Iran: A Nato Fix
Stuart Gottlieb, New York Post:
The International Atomic Energy Agency's recent decision to report Iran to the U.N. Security Council over its nuclear program is an important step in the international effort to prevent the world's leading state sponsor of terrorism from acquiring atomic weapons. But does the Security Council have the will to impose possible economic or military sanctions to persuade Iran to give up its nuclear ambitions? Unless the council can build a consensus to act, the move may simply mean a change of scenery from Vienna to New York, where Iran can continue to run out the clock.
Security Council deliberations are set to start this month. The United States, Britain and France are willing to keep all options open. But China and Russia, the other Security Council veto powers, both have significant commercial ties with Iran - and have been far less receptive to anything beyond rhetorical condemnation; at best, they seem to favor carrots for Iran to give up its quest for the bomb - not sticks if Tehran refuses.
Indeed, China's U.N. ambassador, Wang Guanya, said last month: "As a matter of principle, China never supports sanctions as a way of exerting pressure." And Russia is doing all it can at this week's IAEA board meeting in Vienna to prevent referral to the Security Council.
If the Security Council won't act, is America left with no choice but unilateral action - or doing nothing? No: Europe's leadership on the Iranian nuclear problem suggests a third option: NATO. READ MORE
Working with its European allies, the United States could refer the issue to the North Atlantic Council, the political and decision-making wing of the 26-member North Atlantic Treaty Organization.
It's no stretch to view the Iranian nuclear threat through a lens of collective security: A nuclear Iran would likely spark other regional states - including NATO-member Turkey - to seek their own nuclear defenses. More: Iran is near development of long-range missiles capable of striking Western Europe. Plus, preventing the proliferation of weapons of mass destruction is an issue that unites all NATO countries - and thus an important potential new mission for the organization in the 21st century.
At first, NATO involvement could focus on supporting U.N. efforts. For example, if diplomatic strategies in the Security Council fail to bring Tehran into compliance, and military options are considered, NATO needs to be prepared to lead military operations, as it did on behalf of the U.N. Bosnia mission in the 1990s.

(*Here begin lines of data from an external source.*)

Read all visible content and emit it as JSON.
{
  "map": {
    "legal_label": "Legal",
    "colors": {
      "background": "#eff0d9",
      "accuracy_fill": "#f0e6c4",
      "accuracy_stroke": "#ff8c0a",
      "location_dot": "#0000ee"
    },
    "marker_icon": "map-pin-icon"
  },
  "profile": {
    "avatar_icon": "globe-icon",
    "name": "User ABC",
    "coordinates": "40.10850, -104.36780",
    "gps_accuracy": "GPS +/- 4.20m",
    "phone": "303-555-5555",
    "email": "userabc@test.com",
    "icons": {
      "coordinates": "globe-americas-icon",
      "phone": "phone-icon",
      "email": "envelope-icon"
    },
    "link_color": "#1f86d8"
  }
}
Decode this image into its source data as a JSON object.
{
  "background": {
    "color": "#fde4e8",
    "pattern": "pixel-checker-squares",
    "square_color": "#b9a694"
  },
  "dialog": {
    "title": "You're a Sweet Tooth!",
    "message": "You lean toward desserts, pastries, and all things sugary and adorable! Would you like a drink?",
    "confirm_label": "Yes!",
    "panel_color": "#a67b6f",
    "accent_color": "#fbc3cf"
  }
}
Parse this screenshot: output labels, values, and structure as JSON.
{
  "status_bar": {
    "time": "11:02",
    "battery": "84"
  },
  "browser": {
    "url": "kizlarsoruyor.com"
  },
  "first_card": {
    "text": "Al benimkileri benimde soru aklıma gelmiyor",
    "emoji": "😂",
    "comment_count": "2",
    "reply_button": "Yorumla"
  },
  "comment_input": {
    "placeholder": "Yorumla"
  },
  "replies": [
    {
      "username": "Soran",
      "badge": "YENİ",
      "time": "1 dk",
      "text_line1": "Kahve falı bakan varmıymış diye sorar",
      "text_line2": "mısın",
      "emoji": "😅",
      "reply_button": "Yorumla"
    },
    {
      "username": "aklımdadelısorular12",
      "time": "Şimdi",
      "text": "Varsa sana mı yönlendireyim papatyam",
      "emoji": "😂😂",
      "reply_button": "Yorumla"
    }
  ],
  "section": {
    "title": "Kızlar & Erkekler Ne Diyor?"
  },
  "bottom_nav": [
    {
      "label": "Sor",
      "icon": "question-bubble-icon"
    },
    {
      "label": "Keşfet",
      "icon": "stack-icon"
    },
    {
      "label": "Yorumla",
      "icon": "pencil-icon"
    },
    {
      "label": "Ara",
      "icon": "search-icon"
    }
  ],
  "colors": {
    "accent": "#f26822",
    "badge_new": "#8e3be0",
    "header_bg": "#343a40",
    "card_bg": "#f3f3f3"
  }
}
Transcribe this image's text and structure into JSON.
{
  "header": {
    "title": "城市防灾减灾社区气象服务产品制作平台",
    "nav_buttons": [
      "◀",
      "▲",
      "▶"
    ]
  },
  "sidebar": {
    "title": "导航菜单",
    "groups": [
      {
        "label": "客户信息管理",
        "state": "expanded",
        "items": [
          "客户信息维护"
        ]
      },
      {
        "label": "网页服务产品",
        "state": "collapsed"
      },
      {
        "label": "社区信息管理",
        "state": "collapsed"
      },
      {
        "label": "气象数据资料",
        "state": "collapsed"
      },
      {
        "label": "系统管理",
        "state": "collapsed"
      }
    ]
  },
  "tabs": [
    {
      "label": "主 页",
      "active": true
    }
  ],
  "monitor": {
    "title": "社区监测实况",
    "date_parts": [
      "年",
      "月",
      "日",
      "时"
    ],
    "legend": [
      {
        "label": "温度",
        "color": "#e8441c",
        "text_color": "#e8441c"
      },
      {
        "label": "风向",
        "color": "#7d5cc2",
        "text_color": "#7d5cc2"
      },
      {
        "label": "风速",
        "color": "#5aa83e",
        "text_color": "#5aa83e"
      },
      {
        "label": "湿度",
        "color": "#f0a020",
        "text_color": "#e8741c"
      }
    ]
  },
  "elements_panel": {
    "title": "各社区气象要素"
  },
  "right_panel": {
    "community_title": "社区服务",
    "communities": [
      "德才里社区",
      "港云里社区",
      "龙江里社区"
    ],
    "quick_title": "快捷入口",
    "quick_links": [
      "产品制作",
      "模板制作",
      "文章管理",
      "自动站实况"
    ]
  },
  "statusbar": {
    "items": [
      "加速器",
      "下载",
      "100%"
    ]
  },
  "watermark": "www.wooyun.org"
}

Bringing in Brussels has other important benefits. Parallel deliberations by the Security Council and NATO would serve as a reminder to Russia and China that their long-term interests are best served by solving Iran's nuclear standoff in the United Nations, even if that requires signing on to sanctions or the threat of force.
After all, a NATO decision to act independently - as when the Security Council stalemated over the Kosovo crisis in 1999 - would leave China and Russia on the sidelines, and further weaken the Security Council's credibility to tackle the difficult global challenges of the day.
NATO should stand prepared to act - via collective economic sanctions, or possible military strikes - if the Security Council fails to do so: If Tehran knows this, it's far more likely to seek a deal. (This was the rationale the United States and its allies used for bypassing the United Nations in Kosovo - NATO strikes brought Serbia back to the negotiating table, allowing the U.N. peacekeeping mission to resume).
The best outcome to the international standoff with Iran would be for Tehran to come to its senses and renounce its nuclear ambitions. The Security Council should be afforded ample time to act in this regard. But the threat of a nuclear-armed Iran is too great to leave the outcome to chance.
In January, Mohamad ElBaradei, the IAEA director-general and winner of last year's Nobel Peace Prize, said that, in case Iran is simply buying time to build nuclear weapons, "Diplomacy has to be backed up by pressure and, in extreme cases, by force."
A NATO role will significantly raise the stakes for Tehran in its current game of nuclear chicken, which can only help tip the scales in favor of success.
Stuart Gottlieb, a foreign-policy adviser and speechwriter in the U.S. Senate from 1999-2003, teaches American foreign policy and international security at Columbia University.